Arts & Crafts Jewelry


Substitute the luxury of taste for the luxury of costliness.

Jewelry design underwent considerable change around the turn of the twentieth century. In reaction against Victorian-era clothing, fashions for women became less rigid and restricting, and simpler jewelry designs were created to complement these styles. Jewelers looked to nature as inspiration for new designs. An art jewelry movement emerged, known as Arts and Crafts in Britain and America, Art Nouveau in France and Belgium, and Jugendstil and Secession in Austria and Germany.

The rare and unique pieces in the Two Red Roses Foundation’s jewelry collection exemplify the spirit of reform present in the movement. No matter where it developed, art jewelry shared a strong reaction against ornate Victorian and Edwardian styles that prioritized expensive gemstones and metals, favoring instead simpler and more artistic designs inspired by nature. Jewelers selected materials for their natural beauty instead of value – silver and copper were preferred over gold and platinum, adorned with semi-precious or non-precious materials such as moonstone, amethyst, turquoise, paste stones, baroque pearls, enamel, and horn. Master jewelers also created art jewelry designs in gold and gemstones for wealthier clientele.

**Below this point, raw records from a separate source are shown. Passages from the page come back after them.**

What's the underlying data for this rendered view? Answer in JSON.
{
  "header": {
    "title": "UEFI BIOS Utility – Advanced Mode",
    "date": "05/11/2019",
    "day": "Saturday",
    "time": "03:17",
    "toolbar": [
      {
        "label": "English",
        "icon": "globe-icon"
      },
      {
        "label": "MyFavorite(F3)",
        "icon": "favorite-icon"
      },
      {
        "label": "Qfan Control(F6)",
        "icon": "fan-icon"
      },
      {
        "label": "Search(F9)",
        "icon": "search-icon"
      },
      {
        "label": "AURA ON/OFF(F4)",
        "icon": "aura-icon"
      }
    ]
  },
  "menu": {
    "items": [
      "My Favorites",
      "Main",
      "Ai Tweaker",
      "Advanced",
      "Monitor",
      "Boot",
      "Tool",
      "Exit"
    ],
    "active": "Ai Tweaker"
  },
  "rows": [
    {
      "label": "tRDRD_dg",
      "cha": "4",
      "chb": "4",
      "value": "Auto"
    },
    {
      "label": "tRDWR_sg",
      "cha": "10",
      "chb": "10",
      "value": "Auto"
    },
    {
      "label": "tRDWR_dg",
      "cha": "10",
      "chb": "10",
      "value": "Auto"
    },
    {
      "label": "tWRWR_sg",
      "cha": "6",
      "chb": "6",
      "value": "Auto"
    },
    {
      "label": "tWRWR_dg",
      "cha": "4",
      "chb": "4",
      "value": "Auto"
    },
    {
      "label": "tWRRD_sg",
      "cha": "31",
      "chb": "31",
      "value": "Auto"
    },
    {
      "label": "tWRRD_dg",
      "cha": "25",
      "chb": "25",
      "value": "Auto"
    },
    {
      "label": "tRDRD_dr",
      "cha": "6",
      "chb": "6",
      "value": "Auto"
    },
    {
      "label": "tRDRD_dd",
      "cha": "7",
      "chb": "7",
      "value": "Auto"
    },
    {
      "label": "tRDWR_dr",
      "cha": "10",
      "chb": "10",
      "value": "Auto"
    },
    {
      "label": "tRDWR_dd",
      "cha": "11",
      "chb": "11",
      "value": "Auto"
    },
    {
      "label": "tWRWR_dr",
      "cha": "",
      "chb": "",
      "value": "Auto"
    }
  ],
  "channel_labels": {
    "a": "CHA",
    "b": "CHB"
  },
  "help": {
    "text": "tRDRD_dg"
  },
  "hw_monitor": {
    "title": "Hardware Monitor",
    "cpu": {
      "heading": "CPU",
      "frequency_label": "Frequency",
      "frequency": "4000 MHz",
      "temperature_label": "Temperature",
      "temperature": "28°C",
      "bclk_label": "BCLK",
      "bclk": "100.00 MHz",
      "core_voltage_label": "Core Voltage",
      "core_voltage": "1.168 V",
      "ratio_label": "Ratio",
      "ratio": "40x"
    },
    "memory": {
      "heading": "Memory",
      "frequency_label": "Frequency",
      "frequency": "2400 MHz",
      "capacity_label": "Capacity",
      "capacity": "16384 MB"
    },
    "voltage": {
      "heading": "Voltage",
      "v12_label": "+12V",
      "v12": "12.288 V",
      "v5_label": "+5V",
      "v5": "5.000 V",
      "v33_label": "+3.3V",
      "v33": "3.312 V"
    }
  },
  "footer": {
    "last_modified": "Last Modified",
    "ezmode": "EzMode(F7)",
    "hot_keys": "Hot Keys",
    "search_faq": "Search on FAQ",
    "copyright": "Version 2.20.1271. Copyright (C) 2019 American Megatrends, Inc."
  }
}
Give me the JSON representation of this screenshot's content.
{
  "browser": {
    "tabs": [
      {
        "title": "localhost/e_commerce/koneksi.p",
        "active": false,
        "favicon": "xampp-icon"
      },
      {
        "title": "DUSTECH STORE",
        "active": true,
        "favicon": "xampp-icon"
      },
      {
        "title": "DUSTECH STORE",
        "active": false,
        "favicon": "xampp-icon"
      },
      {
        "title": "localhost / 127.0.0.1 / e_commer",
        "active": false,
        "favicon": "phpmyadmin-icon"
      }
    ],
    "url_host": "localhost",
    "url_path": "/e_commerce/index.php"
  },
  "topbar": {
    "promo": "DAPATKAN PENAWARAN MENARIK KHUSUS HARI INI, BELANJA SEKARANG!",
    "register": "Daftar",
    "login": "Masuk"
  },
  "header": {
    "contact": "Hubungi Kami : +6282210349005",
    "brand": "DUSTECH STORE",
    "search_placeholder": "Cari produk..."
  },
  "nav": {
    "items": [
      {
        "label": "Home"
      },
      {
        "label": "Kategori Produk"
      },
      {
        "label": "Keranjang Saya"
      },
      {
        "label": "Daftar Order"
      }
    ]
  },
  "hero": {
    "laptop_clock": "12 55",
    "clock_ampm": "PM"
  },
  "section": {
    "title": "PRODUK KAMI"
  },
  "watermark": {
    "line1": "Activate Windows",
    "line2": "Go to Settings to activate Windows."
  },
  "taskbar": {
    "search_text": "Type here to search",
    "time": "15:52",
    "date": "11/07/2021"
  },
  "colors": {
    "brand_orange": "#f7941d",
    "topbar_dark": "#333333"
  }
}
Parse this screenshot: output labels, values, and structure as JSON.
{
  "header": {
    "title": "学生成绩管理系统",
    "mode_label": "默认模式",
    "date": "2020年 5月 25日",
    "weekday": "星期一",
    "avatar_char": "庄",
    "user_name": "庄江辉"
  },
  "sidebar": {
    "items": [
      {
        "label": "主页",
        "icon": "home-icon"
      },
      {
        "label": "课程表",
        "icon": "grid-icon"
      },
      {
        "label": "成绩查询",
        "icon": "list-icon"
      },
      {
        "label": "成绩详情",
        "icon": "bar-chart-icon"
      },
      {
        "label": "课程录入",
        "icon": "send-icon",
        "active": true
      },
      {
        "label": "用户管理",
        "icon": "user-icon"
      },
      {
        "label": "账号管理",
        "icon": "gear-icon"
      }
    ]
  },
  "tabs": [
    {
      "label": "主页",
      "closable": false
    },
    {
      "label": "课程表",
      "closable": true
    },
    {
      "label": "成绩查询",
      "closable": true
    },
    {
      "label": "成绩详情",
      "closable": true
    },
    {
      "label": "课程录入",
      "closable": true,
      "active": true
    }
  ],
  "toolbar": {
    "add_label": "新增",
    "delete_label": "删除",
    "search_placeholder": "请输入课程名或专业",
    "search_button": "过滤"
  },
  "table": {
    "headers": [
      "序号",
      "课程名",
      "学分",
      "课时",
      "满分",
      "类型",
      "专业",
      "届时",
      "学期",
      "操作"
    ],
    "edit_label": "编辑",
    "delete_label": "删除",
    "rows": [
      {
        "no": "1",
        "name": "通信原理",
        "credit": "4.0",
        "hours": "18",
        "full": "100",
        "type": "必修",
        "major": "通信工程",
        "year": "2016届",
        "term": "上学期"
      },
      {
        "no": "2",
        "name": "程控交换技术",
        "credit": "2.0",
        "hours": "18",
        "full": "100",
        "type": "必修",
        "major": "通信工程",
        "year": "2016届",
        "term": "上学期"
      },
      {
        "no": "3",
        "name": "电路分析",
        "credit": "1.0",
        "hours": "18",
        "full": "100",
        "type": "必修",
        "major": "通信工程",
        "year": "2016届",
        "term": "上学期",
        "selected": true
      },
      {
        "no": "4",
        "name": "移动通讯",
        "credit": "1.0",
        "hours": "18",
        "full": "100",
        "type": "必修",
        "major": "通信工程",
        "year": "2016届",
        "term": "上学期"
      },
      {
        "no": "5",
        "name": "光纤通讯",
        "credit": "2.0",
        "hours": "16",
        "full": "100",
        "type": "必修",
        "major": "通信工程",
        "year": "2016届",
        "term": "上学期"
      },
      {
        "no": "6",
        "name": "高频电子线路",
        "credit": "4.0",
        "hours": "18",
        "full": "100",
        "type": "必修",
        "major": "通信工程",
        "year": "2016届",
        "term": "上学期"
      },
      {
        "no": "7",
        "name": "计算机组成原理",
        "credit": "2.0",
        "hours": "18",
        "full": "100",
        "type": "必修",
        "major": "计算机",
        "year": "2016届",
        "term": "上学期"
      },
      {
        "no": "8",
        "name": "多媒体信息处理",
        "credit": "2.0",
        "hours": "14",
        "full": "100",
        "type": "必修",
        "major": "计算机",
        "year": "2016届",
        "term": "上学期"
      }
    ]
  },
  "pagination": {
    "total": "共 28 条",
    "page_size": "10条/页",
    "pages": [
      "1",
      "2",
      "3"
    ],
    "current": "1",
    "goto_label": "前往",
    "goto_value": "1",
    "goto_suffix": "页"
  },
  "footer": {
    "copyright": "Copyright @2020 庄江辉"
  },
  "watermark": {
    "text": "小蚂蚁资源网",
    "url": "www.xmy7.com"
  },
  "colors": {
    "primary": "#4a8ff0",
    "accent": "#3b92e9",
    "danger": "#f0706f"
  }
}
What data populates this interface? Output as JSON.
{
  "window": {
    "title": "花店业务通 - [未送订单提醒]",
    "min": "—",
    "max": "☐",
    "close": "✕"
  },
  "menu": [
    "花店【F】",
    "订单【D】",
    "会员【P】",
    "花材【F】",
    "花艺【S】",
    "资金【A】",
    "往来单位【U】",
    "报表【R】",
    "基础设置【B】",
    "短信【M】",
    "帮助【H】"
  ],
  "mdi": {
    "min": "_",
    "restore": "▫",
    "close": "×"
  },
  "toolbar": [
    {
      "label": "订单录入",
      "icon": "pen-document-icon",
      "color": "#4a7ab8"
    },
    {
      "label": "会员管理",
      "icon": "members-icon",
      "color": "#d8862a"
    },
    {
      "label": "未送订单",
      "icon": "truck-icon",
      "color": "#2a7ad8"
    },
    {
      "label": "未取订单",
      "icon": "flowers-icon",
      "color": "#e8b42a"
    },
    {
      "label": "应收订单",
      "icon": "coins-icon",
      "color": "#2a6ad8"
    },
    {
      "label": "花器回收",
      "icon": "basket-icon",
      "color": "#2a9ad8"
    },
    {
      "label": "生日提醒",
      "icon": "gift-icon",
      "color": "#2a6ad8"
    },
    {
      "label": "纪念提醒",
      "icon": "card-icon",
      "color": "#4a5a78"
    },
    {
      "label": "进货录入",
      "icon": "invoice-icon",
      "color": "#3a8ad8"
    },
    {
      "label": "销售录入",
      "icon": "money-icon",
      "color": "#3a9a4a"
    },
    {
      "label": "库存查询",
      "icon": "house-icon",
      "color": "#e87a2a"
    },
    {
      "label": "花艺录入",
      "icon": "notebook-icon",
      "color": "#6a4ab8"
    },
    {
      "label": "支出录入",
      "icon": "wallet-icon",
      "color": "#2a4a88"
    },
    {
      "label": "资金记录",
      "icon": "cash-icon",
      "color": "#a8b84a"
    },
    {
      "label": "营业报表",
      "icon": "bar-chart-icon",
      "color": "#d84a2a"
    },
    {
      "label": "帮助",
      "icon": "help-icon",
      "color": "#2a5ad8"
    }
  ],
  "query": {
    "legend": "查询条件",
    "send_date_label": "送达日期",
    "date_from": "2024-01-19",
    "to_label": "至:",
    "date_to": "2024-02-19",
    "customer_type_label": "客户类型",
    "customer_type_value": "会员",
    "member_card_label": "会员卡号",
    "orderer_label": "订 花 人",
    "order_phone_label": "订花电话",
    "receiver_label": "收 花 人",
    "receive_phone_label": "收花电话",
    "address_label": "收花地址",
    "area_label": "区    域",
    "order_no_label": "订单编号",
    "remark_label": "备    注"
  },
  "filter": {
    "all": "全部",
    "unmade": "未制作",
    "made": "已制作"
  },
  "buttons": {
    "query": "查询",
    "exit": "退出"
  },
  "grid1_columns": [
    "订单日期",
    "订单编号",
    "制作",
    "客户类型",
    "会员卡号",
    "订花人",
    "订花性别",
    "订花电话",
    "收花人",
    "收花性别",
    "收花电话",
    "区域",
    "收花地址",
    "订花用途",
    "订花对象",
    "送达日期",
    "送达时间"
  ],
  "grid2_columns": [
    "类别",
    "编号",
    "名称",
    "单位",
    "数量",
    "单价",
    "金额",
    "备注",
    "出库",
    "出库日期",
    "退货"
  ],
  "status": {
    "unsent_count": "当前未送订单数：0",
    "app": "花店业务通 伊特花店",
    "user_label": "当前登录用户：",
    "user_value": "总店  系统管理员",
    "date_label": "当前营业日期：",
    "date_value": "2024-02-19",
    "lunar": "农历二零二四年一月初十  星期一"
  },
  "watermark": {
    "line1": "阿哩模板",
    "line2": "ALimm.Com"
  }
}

In response to poor workmanship and mass production, artisans took pride in creating pieces that revealed of the hand of the maker. The shared interest in craftsmanship and beauty aligned these jewelers closely with the spirit of the larger Arts and Crafts movement. The reformist mindset of the movement also made it possible for women to become jewelers for the first time. The TRRF’s jewelry collection includes work by notable American, British, and European women and men such as Arthur and Georgina Gaskin, Mrs. Charlotte Newman, John Pontus Petterson, Elizabeth Copeland, Archibald Knox, the Kalo Shop, and Tiffany & Co. Through jewelry (like necklaces, brooches, and buckles) and functional metalwork (boxes, bowls, and dining utensils), the collection offers insight into how people of the era constructed their identities with the objects they chose for personal adornment.